allocation that comes immediately before the actual allocation. From the
assembly we can see that
ebx was read from
eax + 0x20, so it might be
interesting to ask page-heap where that points to:
1:020> !heap -p -a @eax address 0b00efb4 found in _DPH_HEAP_ROOT @ 51000 in busy allocation ( DPH_HEAP_BLOCK: UserAddr UserSize - VirtAddr VirtSize) af126e8: b00efd8 24 - b00e000 2000 71908e89 verifier!AVrfDebugPageHeapAllocate+0x00000229 77c15ede ntdll!RtlDebugAllocateHeap+0x00000030 77bda40a ntdll!RtlpAllocateHeap+0x000000c4 77ba5ae0 ntdll!RtlAllocateHeap+0x0000023a 683928a3 MSHTML!CGeneratedTreeNode::
InitBeginPos+0x00000016 683926b4 MSHTML!CGeneratedContent:: InsertOneNode+0x00000044 6839264d MSHTML!CGeneratedContent:: CreateNode+0x000000b8 68392be1 MSHTML!CGeneratedContent:: CreateContent+0x000000d6 68392b0b MSHTML!CGeneratedContent:: ApplyContentExpressionCore+0x00000109 681a397c MSHTML!CElement:: ComputeFormatsVirtual+0x000021c9 682e9421 MSHTML!CElement:: ComputeFormats+0x000000f1 <<<snip>>>
This tells us that
eax points to 0x0b00efb4, which is 0x24 bytes before the
user allocated memory at 0xb00efd8. So
eax + 0x20 must point 4 bytes before
it and tada: this is where page-heap stores the "Prefix end magic".
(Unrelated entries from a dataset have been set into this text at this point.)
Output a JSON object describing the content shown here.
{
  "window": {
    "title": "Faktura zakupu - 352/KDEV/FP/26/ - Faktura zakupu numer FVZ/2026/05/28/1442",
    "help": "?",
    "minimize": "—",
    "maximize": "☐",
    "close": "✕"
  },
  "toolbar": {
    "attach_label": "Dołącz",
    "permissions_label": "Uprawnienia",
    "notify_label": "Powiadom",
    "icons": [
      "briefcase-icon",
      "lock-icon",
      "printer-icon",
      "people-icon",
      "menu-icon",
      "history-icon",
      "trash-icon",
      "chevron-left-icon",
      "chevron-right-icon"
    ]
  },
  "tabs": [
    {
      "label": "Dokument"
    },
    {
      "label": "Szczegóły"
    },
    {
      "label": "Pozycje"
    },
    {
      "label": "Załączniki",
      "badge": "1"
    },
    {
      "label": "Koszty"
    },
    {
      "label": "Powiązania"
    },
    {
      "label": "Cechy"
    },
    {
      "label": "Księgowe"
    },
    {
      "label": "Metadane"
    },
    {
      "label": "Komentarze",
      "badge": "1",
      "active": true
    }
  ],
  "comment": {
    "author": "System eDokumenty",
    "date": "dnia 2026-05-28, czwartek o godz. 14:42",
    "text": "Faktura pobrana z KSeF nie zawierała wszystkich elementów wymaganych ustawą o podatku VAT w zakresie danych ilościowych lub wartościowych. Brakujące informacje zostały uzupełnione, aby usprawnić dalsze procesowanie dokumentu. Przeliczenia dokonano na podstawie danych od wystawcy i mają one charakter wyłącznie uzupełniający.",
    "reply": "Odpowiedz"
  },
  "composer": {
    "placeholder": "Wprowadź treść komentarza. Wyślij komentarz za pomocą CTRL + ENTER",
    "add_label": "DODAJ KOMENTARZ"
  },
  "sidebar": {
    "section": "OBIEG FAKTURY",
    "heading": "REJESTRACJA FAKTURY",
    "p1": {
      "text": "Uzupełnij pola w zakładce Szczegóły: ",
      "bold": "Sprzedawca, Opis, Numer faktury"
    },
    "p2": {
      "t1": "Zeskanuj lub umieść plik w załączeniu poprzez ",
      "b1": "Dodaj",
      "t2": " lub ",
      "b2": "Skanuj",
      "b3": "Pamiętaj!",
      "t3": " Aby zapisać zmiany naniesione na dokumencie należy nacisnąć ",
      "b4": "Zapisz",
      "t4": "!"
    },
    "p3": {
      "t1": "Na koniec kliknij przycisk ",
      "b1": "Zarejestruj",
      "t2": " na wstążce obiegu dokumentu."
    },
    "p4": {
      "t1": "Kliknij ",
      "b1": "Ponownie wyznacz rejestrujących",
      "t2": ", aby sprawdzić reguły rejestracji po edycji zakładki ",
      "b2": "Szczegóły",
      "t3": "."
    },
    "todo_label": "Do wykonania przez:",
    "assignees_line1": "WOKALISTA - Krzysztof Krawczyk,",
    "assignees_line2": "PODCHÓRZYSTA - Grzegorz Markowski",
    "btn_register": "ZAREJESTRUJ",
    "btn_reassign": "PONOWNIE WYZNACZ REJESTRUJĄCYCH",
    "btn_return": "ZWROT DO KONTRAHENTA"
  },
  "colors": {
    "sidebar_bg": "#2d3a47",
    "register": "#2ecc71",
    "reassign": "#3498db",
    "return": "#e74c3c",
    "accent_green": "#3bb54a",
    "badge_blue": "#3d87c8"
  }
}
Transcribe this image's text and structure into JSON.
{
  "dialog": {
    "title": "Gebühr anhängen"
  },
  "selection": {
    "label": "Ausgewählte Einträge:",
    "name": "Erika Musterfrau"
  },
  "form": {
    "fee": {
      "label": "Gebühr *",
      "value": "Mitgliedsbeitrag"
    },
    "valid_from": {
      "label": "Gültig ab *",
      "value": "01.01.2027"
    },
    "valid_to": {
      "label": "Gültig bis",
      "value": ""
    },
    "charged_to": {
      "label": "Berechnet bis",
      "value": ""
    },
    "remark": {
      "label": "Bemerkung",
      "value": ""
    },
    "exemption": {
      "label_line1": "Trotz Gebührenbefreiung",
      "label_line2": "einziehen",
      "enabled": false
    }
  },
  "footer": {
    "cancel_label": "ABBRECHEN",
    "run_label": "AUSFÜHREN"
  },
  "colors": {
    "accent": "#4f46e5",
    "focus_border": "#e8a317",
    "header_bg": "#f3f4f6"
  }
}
It seems that this method is called to operate on an object using a pointer at an offset before the actually allocated memory. This does not make much sense until you've analyzed a lot of MSIE bugs: it's quite common in MSIE for an object to "contain" another object in memory, and for MSIE to add offsets to pointers to find a contained object, or to subtract offsets to find the container of such a contained object. It looks like this is the case here as well.
Looking at the caller, CPtsTextParaclient::
GetNumberApeCorners+0x103 mov ecx,dword ptr [esi+0Ch] mov eax,dword ptr [ecx] and eax,1 lea edx,[ebp+0Ch] lea eax,[eax+eax*2] push edx lea eax,[ecx+eax*8-24h] call MSHTML!CPtsTextParaclient:: CountApes
This code uses a pointer to a memory structure (
esi) to find pointer to a
second structure (
ecx). It reads a flag in
eax and multiplies it by 0x18
(3 x 8:
eax*8), then subtracts 0x24. It then adds this to
ecx to produce the
eax value seen during the crash. Since the flag can be
either 0 or 1, the result in
eax can be either
ecx - 0x24 or
Obviously, in this case it is the former.
It appear that the code is using the flag to determine if
ecx is a
"stand-alone" object or a "contained" object. The bug is that either the code
is using this flag incorrectly (the flag is correct, but does not indicate the
object is a "contained" object) or the flag has been set incorrectly (the code
is correct, but the flag should not have been set as the object is not
"contained" in another object).
Using Heap Feng-Shui, it may be possible to allocated a heap block
immediately before the one used in the bug and control its content in order to
control the data the code is operating on. Unfortunately, at the time I did not
look at what the code did with the data if the access violation could be
prevented, so it's not possible for me to say exactly what an attacker might do
with this vulnerability. But one can speculate that this might allow an
attacker to have the code use some secret value (e.
I did not investigate the crash on x64, but I can only imagine the code is the same, but the offsets are different.
This report was generated using a predecessor of BugId, a Python script created to detect, analyze and id application bugs. Don't waste time manually analyzing issues and writing reports but try BugId out yourself today! You'll get even better reports than this one with the current version.id: MSHTML.
dll!CPtsTextParaclient:: CountApes Arbitrary~BBB AVR(3CE28B51) description: Security: Attempt to read from unallocated arbitrary memory (@0xDCBABBBB) in MSHTML. dll!CPtsTextParaclient:: CountApes note: Based on this information, this is expected to be a security issue!